The Milwaukee Brewers officially pulled the plug on the life-support system which kept alive their faint hopes for the postseason.
It happened at approximately 4:05 p.m. CST on Thursday at Miller Park. The Reds, an NL Central rival with no business of sweeping the Brewers, did just that. Cincinnati dusted off Milwaukee in three straight games with an 8-5 victory.
To toss a little extra dash of salt onto the Brewers' wounds, it was Francisco Cordero, a former Brewers closer who left Milwaukee to join the Reds for a fatter contract, who picked up the save.
As a Brewer fan, you have to be wondering: how did it get to this point?
The Brewers began the season with aspirations of returning to the postseason. And, for a portion of the season, reaching the playoffs seemed like a possibility. But now, at 61-66, the Brewers are 12 games back from first-place St. Louis in the NL Central.
Who's to blame for Milwaukee's downward spiral?
Well, you could start with the club's porous pitching staff. Sure, there were questions about the Brewers' staff before the first pitch was even thrown to start the 2009 campaign. How would the club fare with losing CC Sabathia and Ben Sheets? Are Yovani Gallardo and Manny Parra too young and inexperienced to lead the starting rotation?
For the most part, Gallardo has performed like an ace. Sure, his 12-10 record isn't mind-blowing, but his 179 strikeouts is among the best in the National League. He carries a solid 3.51 earned-run average and has only allowed 18 homers.
The homers-allowed total isn't stellar, but it's not bad considering the Brewers' staff has been rocked by the long ball this season. As of Aug. 28, Milwaukee's pitchers have allowed a whopping 174 home runs, by far the most in the NL (Philadelphia is second with 153). The Brewers' hurlers have grown accustomed to throwing a pitch, hearing the crack of the bat, and then performing a sharp 180 degree turn to watch the ball sail over the fence.
Starter Braden Looper is truely an enigma. Looper will have outings where he's cruising along for three, four innings, striking out batters and leaving the mound unscathed. Then, around maybe the fifth or sixth inning, Looper will walk a hitter or two and promptly allow a two or three-run blast. Yet, his record is a respectable 11-6 with a 4.88 ERA.
Milwaukee's starters have been plagued by injury and inconsistency. Jeff Suppan (5-8) and Dave Bush (3-5), are just now coming back after lengthy periods on the disabled list. Manny Parra (8-10), has pitched well recently after struggling mightily in the first half of the season.
The bullpen, which was perfoming yeoman's work during the season's first two months, has become shaky and unreliable.
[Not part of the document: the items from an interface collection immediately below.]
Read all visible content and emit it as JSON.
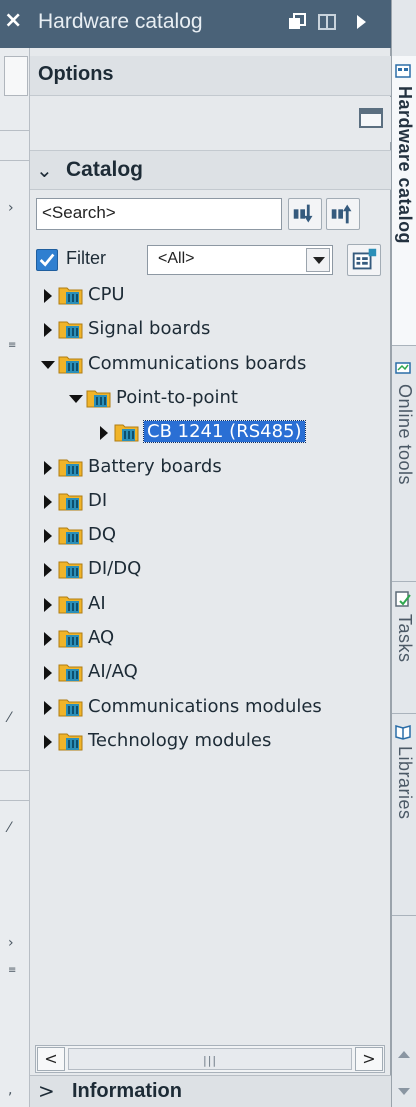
{
  "panel": {
    "title": "Hardware catalog",
    "options_label": "Options",
    "catalog_label": "Catalog",
    "search_value": "<Search>",
    "filter_label": "Filter",
    "filter_checked": true,
    "filter_value": "<All>",
    "information_label": "Information"
  },
  "tree": [
    {
      "label": "CPU",
      "level": 0,
      "expanded": false,
      "selected": false
    },
    {
      "label": "Signal boards",
      "level": 0,
      "expanded": false,
      "selected": false
    },
    {
      "label": "Communications boards",
      "level": 0,
      "expanded": true,
      "selected": false
    },
    {
      "label": "Point-to-point",
      "level": 1,
      "expanded": true,
      "selected": false
    },
    {
      "label": "CB 1241 (RS485)",
      "level": 2,
      "expanded": false,
      "selected": true
    },
    {
      "label": "Battery boards",
      "level": 0,
      "expanded": false,
      "selected": false
    },
    {
      "label": "DI",
      "level": 0,
      "expanded": false,
      "selected": false
    },
    {
      "label": "DQ",
      "level": 0,
      "expanded": false,
      "selected": false
    },
    {
      "label": "DI/DQ",
      "level": 0,
      "expanded": false,
      "selected": false
    },
    {
      "label": "AI",
      "level": 0,
      "expanded": false,
      "selected": false
    },
    {
      "label": "AQ",
      "level": 0,
      "expanded": false,
      "selected": false
    },
    {
      "label": "AI/AQ",
      "level": 0,
      "expanded": false,
      "selected": false
    },
    {
      "label": "Communications modules",
      "level": 0,
      "expanded": false,
      "selected": false
    },
    {
      "label": "Technology modules",
      "level": 0,
      "expanded": false,
      "selected": false
    }
  ],
  "right_tabs": {
    "hardware_catalog": "Hardware catalog",
    "online_tools": "Online tools",
    "tasks": "Tasks",
    "libraries": "Libraries"
  },
  "colors": {
    "title_bar": "#4a6278",
    "selection": "#2a6fd4",
    "folder": "#f0b429",
    "module": "#2b8fb8"
  },
  "icons": {
    "tree_node": "folder-module-icon",
    "search_down": "search-down-icon",
    "search_up": "search-up-icon",
    "filter_profile": "filter-profile-icon"
  }
}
Right now, there's only two men whom manager Ken Macha can give the ball to and feel confident in: middle reliever Todd Coffey and closer Trevor Hoffman.
Coffey has replaced Seth McClung as the staff's most-feared red head. The hefty hurler has compiled a 4-3 record with an impressive 2.66 ERA in 67.2 innings of work. More importantly, he's allowed only six dingers.
As for Hoffman, could the Brewers have expected more out of a 41-year-old thought to be in the twilight of his Hall of Fame career? Hoff is 27-for-29 in save opportunities, with a minuscule 1.85 ERA. In 40 appearances, he has given up only one homer.
Yes, Milwaukee's pitching was somewhat of a mystery heading into the season, but I don't think anyone envisioned the club's staff performing this poorly. The Brewers' currently have the second-worst pitching production in the NL. Only the lowly Washington Nationals are worse.
With Bush and Suppan back and Parra working hard to salvage his season, maybe the starters can end the year on a high note. As for the bullpen... is Coffey available everyday?